Director’s Biography: Born in 1965 in Saint-Brieuc, France, Bruno collet got his art Degree from the Rennes college of Fine arts in 1990. From 1993 he worked as a set designer on numerous productions in stop motion before starting his career as an author director in 2001 with LE DOS AU MUR, awarded at the cannes critic’s Week. THE LITTLE DRAGON, his stop-motion animated tribute to Bruce lee, won 48 awards and was selected at Sundance Film Fest. MEMORABLE is his sixth short film.
Annecy International Animated Film Festival, Winner Cristal 2019
Best Short / Prix du Public au Festival International du Film d’Animation Annecy 2019
Audience award Anima Mundi Rio 2019
Best art direction Anima Mundi Rio 2019
Grand prix IAF Krok 2019
Best animated short COLCOA L.A. 2019
Audience award, Calgary Film Festival 2019
Audience award Cinanima Espinho 2019
Best film, Linoleum Film Festival Kiev 2019
Audience award Big Cartoon Moscow 2019
Best film Castelli Animati Roma 2019
Audience award Kaboom Festival Amsterdam 2019
Cristal for a short film, FIFA Annecy 2019
Audience award, FIFA Annecy 2019
Junior jury award for a short film, FIFA Annecy 2019

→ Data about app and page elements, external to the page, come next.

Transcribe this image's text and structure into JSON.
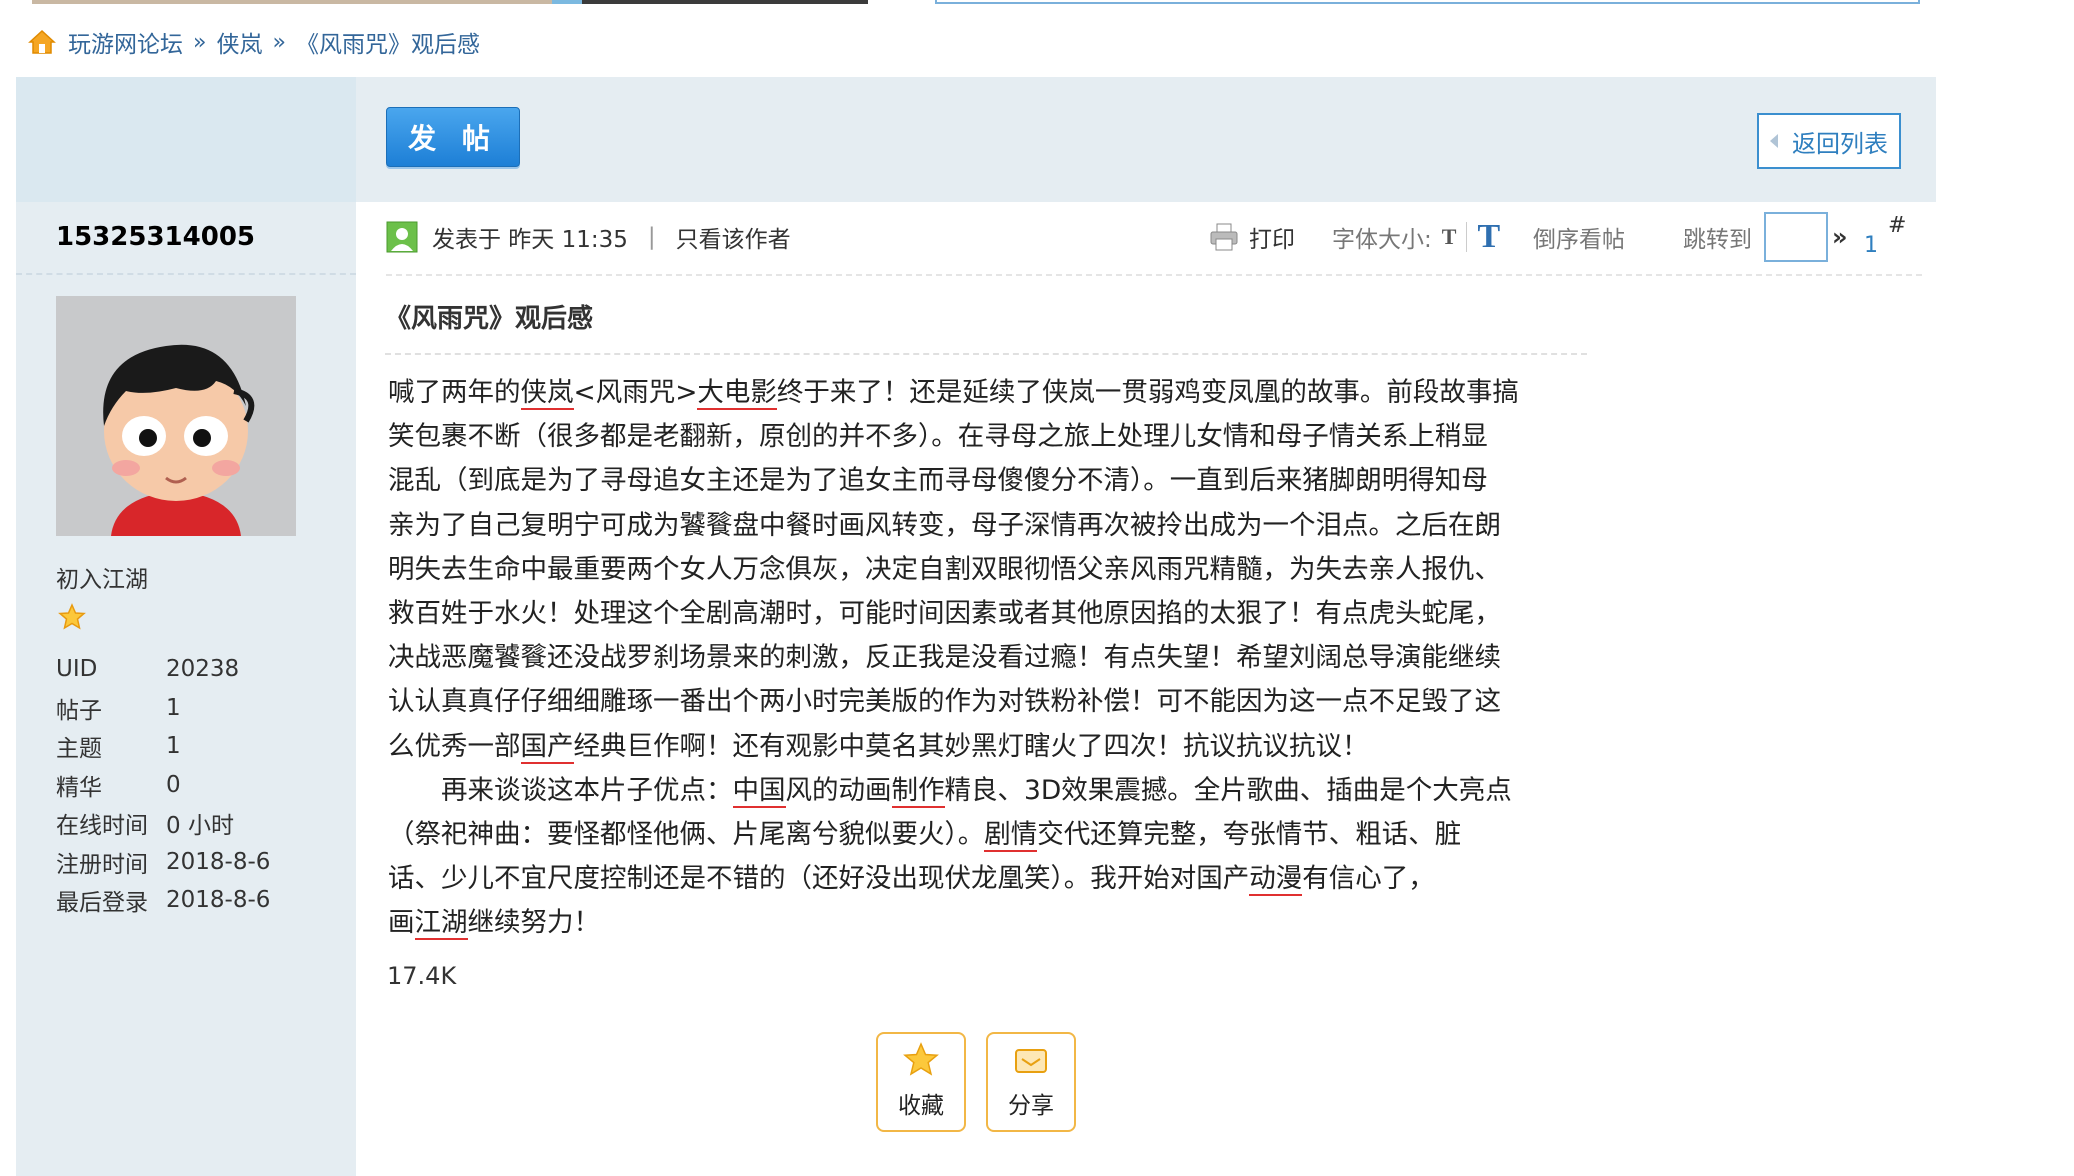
{
  "breadcrumb": {
    "items": [
      "玩游网论坛",
      "侠岚",
      "《风雨咒》观后感"
    ],
    "separator": "»"
  },
  "toolbar": {
    "post_label": "发 帖",
    "back_label": "返回列表"
  },
  "author": {
    "username": "15325314005",
    "rank": "初入江湖",
    "stats": [
      {
        "key": "UID",
        "value": "20238"
      },
      {
        "key": "帖子",
        "value": "1"
      },
      {
        "key": "主题",
        "value": "1"
      },
      {
        "key": "精华",
        "value": "0"
      },
      {
        "key": "在线时间",
        "value": "0 小时"
      },
      {
        "key": "注册时间",
        "value": "2018-8-6"
      },
      {
        "key": "最后登录",
        "value": "2018-8-6"
      }
    ]
  },
  "post_meta": {
    "posted_at": "发表于 昨天 11:35",
    "only_author": "只看该作者",
    "print": "打印",
    "font_size_label": "字体大小:",
    "font_small": "T",
    "font_big": "T",
    "reverse": "倒序看帖",
    "jump_label": "跳转到",
    "jump_arrow": "»",
    "floor_num": "1",
    "floor_hash": "#"
  },
  "post": {
    "title": "《风雨咒》观后感",
    "size": "17.4K"
  },
  "actions": {
    "favorite": "收藏",
    "share": "分享"
  },
  "colors": {
    "link": "#336699",
    "accent_blue": "#1d7fd6",
    "sidebar_bg": "#e5edf2",
    "action_border": "#f2b746"
  }
}
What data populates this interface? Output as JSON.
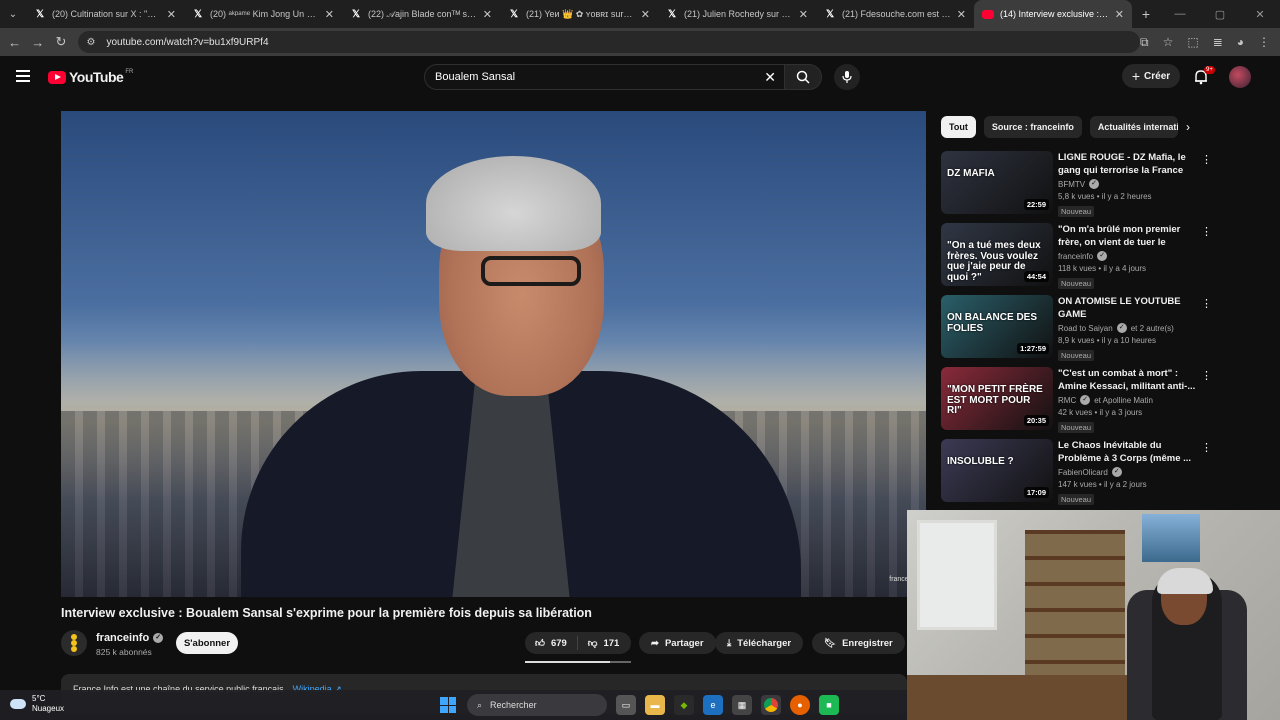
{
  "browser": {
    "tabs": [
      {
        "title": "(20) Cultination sur X : \"« C'est l",
        "icon": "x-logo-icon",
        "active": false
      },
      {
        "title": "(20) ᵃᵏᵖᵃᵐᵉ Kim Jong Un sur X : \"l",
        "icon": "x-logo-icon",
        "active": false
      },
      {
        "title": "(22) 𝒜ajin Blade conᵀᴹ sur X : \"",
        "icon": "x-logo-icon",
        "active": false
      },
      {
        "title": "(21) Yeи 👑 ✿ ʏᴏʙʀɪ sur X : \"V",
        "icon": "x-logo-icon",
        "active": false
      },
      {
        "title": "(21) Julien Rochedy sur X : \"Dis",
        "icon": "x-logo-icon",
        "active": false
      },
      {
        "title": "(21) Fdesouche.com est une re",
        "icon": "x-logo-icon",
        "active": false
      },
      {
        "title": "(14) Interview exclusive : Bo",
        "icon": "youtube-icon",
        "active": true
      }
    ],
    "url": "youtube.com/watch?v=bu1xf9URPf4"
  },
  "header": {
    "logo": "YouTube",
    "country": "FR",
    "search_value": "Boualem Sansal",
    "create_label": "Créer",
    "notif_count": "9+"
  },
  "video": {
    "title": "Interview exclusive : Boualem Sansal s'exprime pour la première fois depuis sa libération",
    "watermark": "franceinfo",
    "channel": "franceinfo",
    "subscribers": "825 k abonnés",
    "subscribe_label": "S'abonner",
    "likes": "679",
    "dislikes": "171",
    "like_ratio": 0.8,
    "share_label": "Partager",
    "download_label": "Télécharger",
    "save_label": "Enregistrer",
    "description": "France Info est une chaîne du service public français.",
    "wiki_link": "Wikipedia ↗"
  },
  "chips": [
    "Tout",
    "Source : franceinfo",
    "Actualités internationales"
  ],
  "recommendations": [
    {
      "title": "LIGNE ROUGE - DZ Mafia, le gang qui terrorise la France",
      "channel": "BFMTV",
      "verified": true,
      "channel_extra": "",
      "stats": "5,8 k vues • il y a 2 heures",
      "badge": "Nouveau",
      "duration": "22:59",
      "thumb_text": "DZ MAFIA",
      "thumb_color": "#2e3340"
    },
    {
      "title": "\"On m'a brûlé mon premier frère, on vient de tuer le deuxième. ...",
      "channel": "franceinfo",
      "verified": true,
      "channel_extra": "",
      "stats": "118 k vues • il y a 4 jours",
      "badge": "Nouveau",
      "duration": "44:54",
      "thumb_text": "\"On a tué mes deux frères. Vous voulez que j'aie peur de quoi ?\"",
      "thumb_color": "#303745"
    },
    {
      "title": "ON ATOMISE LE YOUTUBE GAME @JeanOncheLeMusclay",
      "channel": "Road to Saiyan",
      "verified": true,
      "channel_extra": "et 2 autre(s)",
      "stats": "8,9 k vues • il y a 10 heures",
      "badge": "Nouveau",
      "duration": "1:27:59",
      "thumb_text": "ON BALANCE DES FOLIES",
      "thumb_color": "#2a5f6a"
    },
    {
      "title": "\"C'est un combat à mort\" : Amine Kessaci, militant anti-...",
      "channel": "RMC",
      "verified": true,
      "channel_extra": "et Apolline Matin",
      "stats": "42 k vues • il y a 3 jours",
      "badge": "Nouveau",
      "duration": "20:35",
      "thumb_text": "\"MON PETIT FRÈRE EST MORT POUR RI\"",
      "thumb_color": "#8a2a3a"
    },
    {
      "title": "Le Chaos Inévitable du Problème à 3 Corps (même ...",
      "channel": "FabienOlicard",
      "verified": true,
      "channel_extra": "",
      "stats": "147 k vues • il y a 2 jours",
      "badge": "Nouveau",
      "duration": "17:09",
      "thumb_text": "INSOLUBLE ?",
      "thumb_color": "#3c3a55"
    }
  ],
  "taskbar": {
    "temperature": "5°C",
    "weather": "Nuageux",
    "search_placeholder": "Rechercher"
  }
}
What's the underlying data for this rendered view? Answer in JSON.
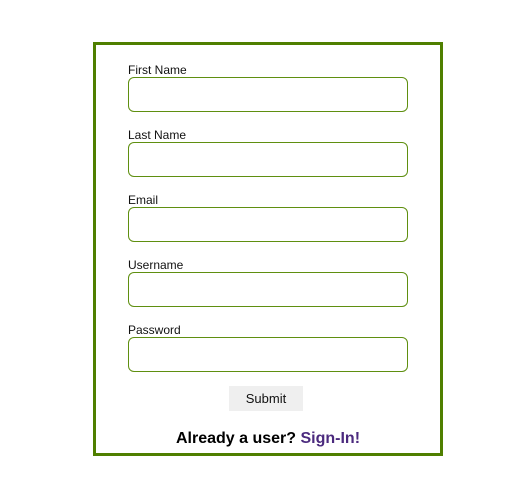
{
  "form": {
    "fields": [
      {
        "label": "First Name",
        "value": "",
        "placeholder": ""
      },
      {
        "label": "Last Name",
        "value": "",
        "placeholder": ""
      },
      {
        "label": "Email",
        "value": "",
        "placeholder": ""
      },
      {
        "label": "Username",
        "value": "",
        "placeholder": ""
      },
      {
        "label": "Password",
        "value": "",
        "placeholder": ""
      }
    ],
    "submit_label": "Submit",
    "signin_prompt": "Already a user?",
    "signin_link_label": "Sign-In!"
  },
  "colors": {
    "border_accent": "#4f7f00",
    "link": "#4b2a7e",
    "button_bg": "#efefef"
  }
}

Best Art Direction award, Anima Mundi Rio 2019
Audience award Rio, Anima Mundi Rio 2019
Audience award Sào Paulo, Anima Mundi Rio 2019
Junior jury award, FMK Pordenone 2019
Best international film award, Linoleum animation festival Kiev 2019
Festival Court-Métrange de Rennes 2019
Anima Mundi film Festival de Rio de Janeiro 2019 Festival Séquence Court Métrage de Toulouse 2019 Festival Imaginaria de Conversano 2019
Linoleum Film Festival de Moscou 2019
Bueu International Short Film Festival 2019